With a Radisson RED penciled in to open in Glasgow we ask Glaswegian music journalist Chris McCall to talk us through what’s on his playlist this January. If you like the beats, follow us on Spotify and you can also hear the whole playlist there too.
JAMES BROWN: Talkin’ Loud And Sayin’ Nothing
Everyone knows James Brown – or Mr Dynamite as he liked to be known – and 10 years on from his death his music sounds as vital as ever. This hard-funk workout captures Brown and his legendary J.B.’s backing band at their absolute peak – the groove is so great you could listen to nothing else for hours on end.
BOSSY LOVE: Wind Me Up
The most exciting new band in Glasgow right now. Bossy Love’s live shows are like being invited to a secret party where everyone is celebrating their birthday at the same time. Fronted by the inimitable Amandah Wilkinson, the duo serve up irresistible alt-pop smashes that deserve to be heard by as wide an audience as possible.
GZA: 4th Chamber
GZA, or The Genius, is one of the celebrated members of the Wu-Tang Clan the timeless rap legends from Staten Island. His second solo album, Liquid Swords, is a landmark hip-hop record full of austere beats and razor-sharp wordplay. 4th Chamber is the record’s undeniable high point – thanks in part to memorable cameos from Ghostface Killah, Killah Priest & RZA.
NEON WALTZ: Dreamers
Hailing from John O’Groats in the remote north of Scotland, Neon Waltz have emerged as one of the hottest-tipped new bands from anywhere in the UK. Listening to Dreamers, their dreamlike new single, it’s not difficult to hear why. Those chiselled pop hooks and psychedelic swirls couldn’t be made by anyone else.
FRANK OCEAN: Pink + White
Frank needs no introduction, having released Blonde, arguably one of the best albums of the decade, just a few months ago. Anyone that’s still wondering what the fuss is all about is advised to check out Pink + White, a stunning pop piano ballad that showcases the man’s singular vocal talent. A soul legend for the 21st century.
BE CHARLOTTE: Machines That Breathe
Record companies are reportedly falling over themselves to catch one of Charlotte Brimner’s live shows, desperate to discover if this songwriter from Dundee really is the stick-on pop-star-in-the-making so many say she is. One listen to Machines That Breathe suggest the hype is real.
THE FALL: Touch Sensitive

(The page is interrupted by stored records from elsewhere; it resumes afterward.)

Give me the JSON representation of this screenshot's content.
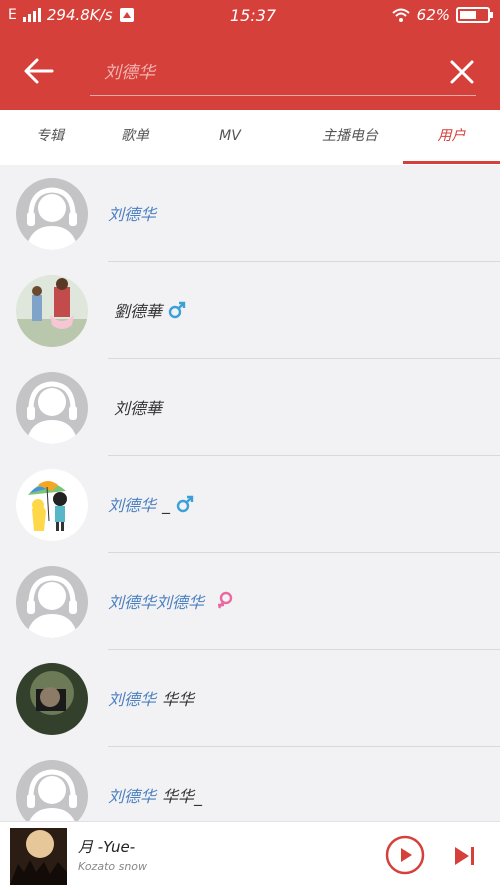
{
  "status": {
    "network": "E",
    "speed": "294.8K/s",
    "time": "15:37",
    "battery": "62%",
    "battery_level": 0.62
  },
  "search": {
    "query": "刘德华"
  },
  "tabs": [
    {
      "label": "专辑"
    },
    {
      "label": "歌单"
    },
    {
      "label": "MV"
    },
    {
      "label": "主播电台"
    },
    {
      "label": "用户"
    }
  ],
  "users": [
    {
      "name_highlight": "刘德华",
      "name_rest": "",
      "gender": "",
      "avatar": "default"
    },
    {
      "name_highlight": "",
      "name_rest": "劉德華",
      "gender": "male",
      "avatar": "photo-couple"
    },
    {
      "name_highlight": "",
      "name_rest": "刘德華",
      "gender": "",
      "avatar": "default"
    },
    {
      "name_highlight": "刘德华",
      "name_rest": "_",
      "gender": "male",
      "avatar": "cartoon-umbrella"
    },
    {
      "name_highlight": "刘德华刘德华",
      "name_rest": "",
      "gender": "female",
      "avatar": "default"
    },
    {
      "name_highlight": "刘德华",
      "name_rest": "华华",
      "gender": "",
      "avatar": "photo-dark"
    },
    {
      "name_highlight": "刘德华",
      "name_rest": "华华_",
      "gender": "",
      "avatar": "default"
    }
  ],
  "player": {
    "song": "月 -Yue-",
    "artist": "Kozato snow"
  },
  "colors": {
    "accent": "#d6403b",
    "highlight": "#4a7fc1",
    "male": "#3aa0d8",
    "female": "#e86aa2"
  },
  "icons": {
    "back": "back-arrow-icon",
    "close": "close-icon",
    "play": "play-icon",
    "next": "next-track-icon"
  }
}
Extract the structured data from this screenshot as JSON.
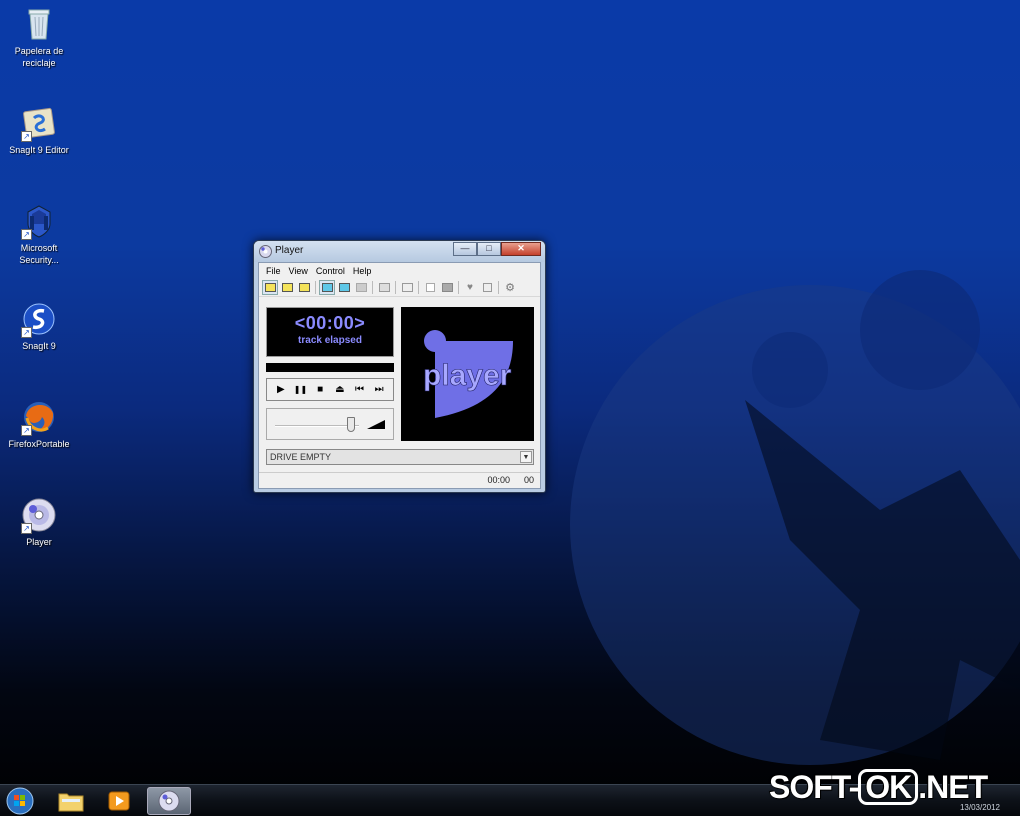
{
  "desktop": {
    "icons": [
      {
        "label": "Papelera de reciclaje",
        "icon": "recycle-bin-icon"
      },
      {
        "label": "SnagIt 9 Editor",
        "icon": "snagit-editor-icon"
      },
      {
        "label": "Microsoft Security...",
        "icon": "microsoft-security-icon"
      },
      {
        "label": "SnagIt 9",
        "icon": "snagit-icon"
      },
      {
        "label": "FirefoxPortable",
        "icon": "firefox-icon"
      },
      {
        "label": "Player",
        "icon": "player-cd-icon"
      }
    ]
  },
  "window": {
    "title": "Player",
    "minimize": "—",
    "maximize": "□",
    "close": "✕",
    "menu": [
      "File",
      "View",
      "Control",
      "Help"
    ],
    "display": {
      "time": "<00:00>",
      "label": "track elapsed"
    },
    "controls": [
      {
        "name": "play-button",
        "glyph": "▶"
      },
      {
        "name": "pause-button",
        "glyph": "❚❚"
      },
      {
        "name": "stop-button",
        "glyph": "■"
      },
      {
        "name": "eject-button",
        "glyph": "⏏"
      },
      {
        "name": "previous-track-button",
        "glyph": "⏮"
      },
      {
        "name": "next-track-button",
        "glyph": "⏭"
      }
    ],
    "logo_text": "player",
    "drive_select": "DRIVE EMPTY",
    "status": {
      "time": "00:00",
      "track": "00"
    }
  },
  "taskbar": {
    "clock_date": "13/03/2012"
  },
  "watermark": {
    "left": "SOFT-",
    "ok": "OK",
    "right": ".NET"
  },
  "colors": {
    "display_text": "#8b8bff",
    "logo_purple": "#6f6fe6",
    "desktop_blue": "#0a3aa8"
  }
}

Having released no less than 31 studio albums as of 2015, The Fall are a band many music fans struggle to comprehend. But ignore the legends surrounding frontman Mark E Smith and look to this pop gem for an understanding of why this band have survived – in numerous different incarnations – since 1976. Touch Sensitive is a gloriously upbeat number for a band famed for being ever so slightly intimidating.
KRAFTWERK: Trans-Europe Express
Following the indulgence of Christmas, January is the month many people optimistically sign-up for gym memberships or take up jogging. For inspiration to get off the couch, is there any better track than this 1977 electro classic? You can’t sit still when that mechanised rhythm kicks-in.
PARQUET COURTS: Human Performance
Parquet Courts follow a long-line of spiky, sardonic art-rock bands from New York City – the kind of guys you’d like to know if you could only understand their reference-heavy conversations. But the real stand-out of their sixth album, released last year, was its surprising title track – an emotionally honest and at times vulnerable lament on break-up.
AMY WINEHOUSE: Back to Black
It’s saddening to think it’s been almost six years since Amy Winehouse, the siren of Camden Town, died in such tragic circumstances. The release of a critically-acclaimed documentary of her life has fuelled renewed interest in her wor. The title track of her best-selling album loses none of its power, despite repeated plays on commercial radio and in karaoke bars around the world, and reminds us why we all cared in the first place.